*** RECORDS FOR THIS TASK ***
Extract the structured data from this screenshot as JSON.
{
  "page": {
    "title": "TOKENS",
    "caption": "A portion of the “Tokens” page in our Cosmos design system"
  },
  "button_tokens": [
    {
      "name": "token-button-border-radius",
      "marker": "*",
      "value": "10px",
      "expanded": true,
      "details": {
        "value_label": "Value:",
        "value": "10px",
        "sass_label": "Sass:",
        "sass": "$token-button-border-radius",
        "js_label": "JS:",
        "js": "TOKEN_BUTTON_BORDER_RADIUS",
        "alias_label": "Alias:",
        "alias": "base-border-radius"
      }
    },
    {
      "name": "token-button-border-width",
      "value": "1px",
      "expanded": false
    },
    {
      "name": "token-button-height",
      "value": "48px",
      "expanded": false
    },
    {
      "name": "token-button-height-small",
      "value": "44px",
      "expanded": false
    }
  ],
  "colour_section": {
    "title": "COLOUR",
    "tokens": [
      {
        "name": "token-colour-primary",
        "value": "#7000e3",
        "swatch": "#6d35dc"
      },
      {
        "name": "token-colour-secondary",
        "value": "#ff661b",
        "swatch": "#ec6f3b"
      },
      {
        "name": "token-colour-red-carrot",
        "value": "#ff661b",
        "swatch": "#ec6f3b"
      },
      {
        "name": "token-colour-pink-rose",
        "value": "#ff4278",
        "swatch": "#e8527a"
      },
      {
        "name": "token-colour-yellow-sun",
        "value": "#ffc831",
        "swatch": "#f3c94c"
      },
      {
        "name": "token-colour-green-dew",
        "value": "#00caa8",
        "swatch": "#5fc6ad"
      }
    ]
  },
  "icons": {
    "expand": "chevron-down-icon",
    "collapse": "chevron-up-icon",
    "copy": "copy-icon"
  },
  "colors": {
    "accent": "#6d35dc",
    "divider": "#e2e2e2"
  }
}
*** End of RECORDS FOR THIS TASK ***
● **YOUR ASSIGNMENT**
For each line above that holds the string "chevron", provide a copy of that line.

● **TASK RESPONSE**
    "expand": "chevron-down-icon",
    "collapse": "chevron-up-icon",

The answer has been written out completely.